The COVID-19 pandemic has exposed numerous faults in the reporting of mortgage modifications, with “numerous cases of underreported or entirely omitted modification behavior” – the kind of reporting errors that led to problems in the aftermath of the 2008 financial crisis, according to a consumer lending data-analytics firm.

dv01, which provides loan-level consumer lending analytics for the mortgage industry, recently issued a white paper detailing what it called an “outdated reporting structure for mortgages.”

“Throughout the pandemic, we have observed significant irregularities and inconsistencies in reporting across multiple parties involved in the process,” dv01 said. “Despite nearly four months of reporting cycles, there are numerous cases of underreported or entirely omitted modification behavior. Data report quality varies across deals and even between reporting parties within a single deal.”

The study found that common misreporting included instances where no modifications were reported but loan balances increased month over month, as well as discrepancies in the total number of modified loans reported between multiple servicers. The firm also highlighted a deal by “a prominent non-QM issuer” in which it was able to identify 233 loan modifications, while the master servicer reported only 74 and the trustee reported only 41.

“It was these types of reporting errors that created information asymmetries during the [2008 Global Financial Crisis], which led to an increase in price volatility when previously reported numbers were later corrected,” dv01 said.

The firm compared the traditional mortgage space to the world of online lending, where it said misreporting errors are less common.

“In online lending, issuers predominantly service loans in-house and servicing is dedicated solely to the issuer’s loans,” dvo1 said. “As a relatively new asset class, the online lending sector, by its nature, is technology driven – reporting documentation and communication is fully digital – and the data has less intermediaries.

“… The relationships and chain of reporting is very different in the mortgage world,” the firm said. “Issuers and servicers are entirely different entities, so the relationships are not always clearly aligned in terms of investor transparency.

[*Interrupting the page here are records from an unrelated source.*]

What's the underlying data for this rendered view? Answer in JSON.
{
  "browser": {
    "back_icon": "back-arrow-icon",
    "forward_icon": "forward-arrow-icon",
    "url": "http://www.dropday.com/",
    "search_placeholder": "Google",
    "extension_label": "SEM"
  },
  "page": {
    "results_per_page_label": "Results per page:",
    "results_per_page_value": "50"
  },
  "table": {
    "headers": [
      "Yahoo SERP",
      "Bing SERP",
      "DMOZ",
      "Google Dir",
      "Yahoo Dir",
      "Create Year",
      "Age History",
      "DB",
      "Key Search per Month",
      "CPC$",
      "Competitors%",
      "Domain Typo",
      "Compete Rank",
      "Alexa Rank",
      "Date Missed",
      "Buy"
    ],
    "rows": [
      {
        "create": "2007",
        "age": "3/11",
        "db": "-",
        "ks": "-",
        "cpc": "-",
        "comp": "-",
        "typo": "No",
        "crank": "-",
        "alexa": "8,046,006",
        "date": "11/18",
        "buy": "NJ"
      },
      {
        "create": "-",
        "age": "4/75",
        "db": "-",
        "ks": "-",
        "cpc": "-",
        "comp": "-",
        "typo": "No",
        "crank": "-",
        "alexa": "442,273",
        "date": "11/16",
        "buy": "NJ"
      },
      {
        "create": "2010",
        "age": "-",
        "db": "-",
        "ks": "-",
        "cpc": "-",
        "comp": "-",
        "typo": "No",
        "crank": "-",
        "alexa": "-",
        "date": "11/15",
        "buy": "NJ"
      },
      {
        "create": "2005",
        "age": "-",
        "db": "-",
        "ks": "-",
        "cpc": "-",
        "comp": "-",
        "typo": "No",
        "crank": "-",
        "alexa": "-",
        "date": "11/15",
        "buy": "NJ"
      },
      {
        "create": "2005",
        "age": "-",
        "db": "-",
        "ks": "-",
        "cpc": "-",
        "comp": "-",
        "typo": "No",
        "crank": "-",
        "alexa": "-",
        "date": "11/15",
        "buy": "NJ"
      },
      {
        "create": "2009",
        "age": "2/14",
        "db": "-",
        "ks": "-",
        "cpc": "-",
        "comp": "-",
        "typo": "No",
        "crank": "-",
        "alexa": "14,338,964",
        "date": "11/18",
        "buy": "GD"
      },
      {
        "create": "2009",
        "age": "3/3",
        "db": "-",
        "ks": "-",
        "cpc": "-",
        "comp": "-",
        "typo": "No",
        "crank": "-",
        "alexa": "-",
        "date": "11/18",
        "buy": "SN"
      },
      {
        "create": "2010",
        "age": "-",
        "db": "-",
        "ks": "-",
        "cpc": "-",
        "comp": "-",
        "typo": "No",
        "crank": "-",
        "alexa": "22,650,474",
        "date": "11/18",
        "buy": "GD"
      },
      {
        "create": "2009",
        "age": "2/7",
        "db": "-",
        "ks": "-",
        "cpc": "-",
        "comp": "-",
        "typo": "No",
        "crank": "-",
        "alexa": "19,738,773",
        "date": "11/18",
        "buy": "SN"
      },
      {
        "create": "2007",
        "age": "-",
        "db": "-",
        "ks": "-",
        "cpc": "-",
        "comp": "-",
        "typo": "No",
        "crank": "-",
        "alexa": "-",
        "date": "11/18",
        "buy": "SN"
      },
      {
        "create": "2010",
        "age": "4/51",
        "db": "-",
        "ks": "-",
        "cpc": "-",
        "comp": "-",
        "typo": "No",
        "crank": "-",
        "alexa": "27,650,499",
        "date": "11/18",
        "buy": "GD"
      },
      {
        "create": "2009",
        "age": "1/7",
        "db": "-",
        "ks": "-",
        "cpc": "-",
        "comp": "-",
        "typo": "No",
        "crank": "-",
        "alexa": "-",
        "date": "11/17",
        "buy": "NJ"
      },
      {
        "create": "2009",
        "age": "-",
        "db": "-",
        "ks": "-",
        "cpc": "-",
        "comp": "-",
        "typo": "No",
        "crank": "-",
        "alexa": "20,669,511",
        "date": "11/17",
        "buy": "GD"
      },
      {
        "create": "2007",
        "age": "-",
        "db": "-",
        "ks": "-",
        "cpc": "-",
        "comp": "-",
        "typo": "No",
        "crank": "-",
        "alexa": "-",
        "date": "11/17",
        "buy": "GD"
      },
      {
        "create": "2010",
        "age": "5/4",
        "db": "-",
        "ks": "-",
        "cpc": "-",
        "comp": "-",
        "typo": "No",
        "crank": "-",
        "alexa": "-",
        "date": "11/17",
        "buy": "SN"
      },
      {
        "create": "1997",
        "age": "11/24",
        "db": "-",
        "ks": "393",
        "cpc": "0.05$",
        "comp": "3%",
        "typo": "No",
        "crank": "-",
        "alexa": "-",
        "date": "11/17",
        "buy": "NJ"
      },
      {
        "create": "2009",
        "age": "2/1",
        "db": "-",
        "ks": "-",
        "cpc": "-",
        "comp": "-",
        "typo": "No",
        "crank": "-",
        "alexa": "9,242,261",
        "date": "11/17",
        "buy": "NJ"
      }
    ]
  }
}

Furthermore, servicers are tasked with loan portfolios from a multitude of issuers and loan types, from agencies to non-QM to RPL. Issuers therefore have less ability to direct servicing reporting standards. Additionally, there can be multiple servicers per securitization, each with a different approach to reporting and capturing modifications.”

Because there are so many links in these communication chains, there are more opportunities for error, dv01 said.

“To date, we have not observed these communication chains yield cleansed, validated, consistent, and standardized reporting for investors and stakeholders,” the firm said. “Even more concerning, most of these entities have been reporting or underreporting modifications for over a decade because they were so prominent in non-agency securitizations after the GFC.”

The firm pushed for a more streamlined mortgage-modification reporting system.

“The current mortgage reporting architecture is fragmented, outdated, and inefficient, and COVID-19 is further exposing the faulty reporting system,” dv01 said. “In order for investors to gain confidence in the health of the mortgage market and the broader economy, the industry needs a more modern and innovative approach to how we report modifications. To accomplish this, we need alignment, advocacy, and accountability across all industry participants, and an entity overseeing and coordinating these efforts in every securitization.”